A study conducted in Spain has indicated that extended exposure to air pollution may lead to an augmented risk of developing the coronavirus disease (Covid-19) among people who have been infected with SARS-CoV-2, the virus which causes Covid-19. The results of the study were published in the journal ‘Environment Health Perspectives’ earlier this week.
While the study is based on participants from Spain, the rising air pollution across a number of north Indian cities has made it relevant even to India. Education institutions and workplaces have been shut owing to the persistent rise in air pollution. As Delhi continued to be in the ‘very poor’ air quality category for the sixth day in a row, the entry of trucks in Delhi except those carrying essential commodities has been stopped till November 21, 202.
For the above mentioned study, 9605 participants were tested by the researchers, of whom 481 (or 5 per cent) were Covid-19 positive.

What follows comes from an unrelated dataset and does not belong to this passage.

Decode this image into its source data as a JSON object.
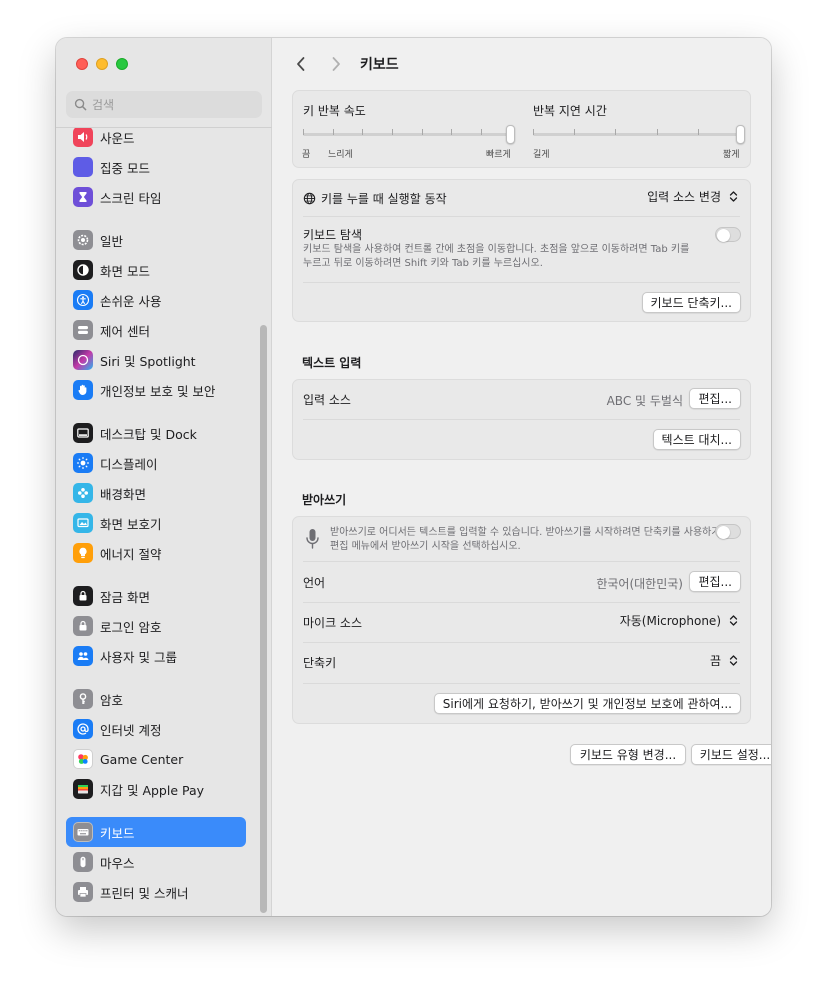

According to the study, the participants were measured for a series of virus-specific antibodies, with information already available to the researchers on the long-term exposure of such individuals to air pollutants such as nitrogen dioxide (NO2), small particulate matter (PM2.5), black carbon and ozone.
For a number of volunteers within the total study population, the team was able to establish an association between higher exposure to NO2/PM2.5 and the viral illness, particularly for severe cases that resulted in the patient being hospitalised and, in some cases, being sent to intensive care.
The researchers shared that the association with PM2.5 was found to be stronger among men aged 60 and above in particular, as well as people living in socio-economically deprived areas.
Manolis Kogevinas, the lead author of the study said, “These results are in line with the association between air pollution and hospitalisation described for other respiratory diseases, including pneumonia and influenza. We have provided the strongest evidence globally on the association of ambient air pollution and Covid-19.” These provide further evidence on the health benefits of reducing air pollution, and highlight the influence of environmental factors on infectious diseases, the researchers said.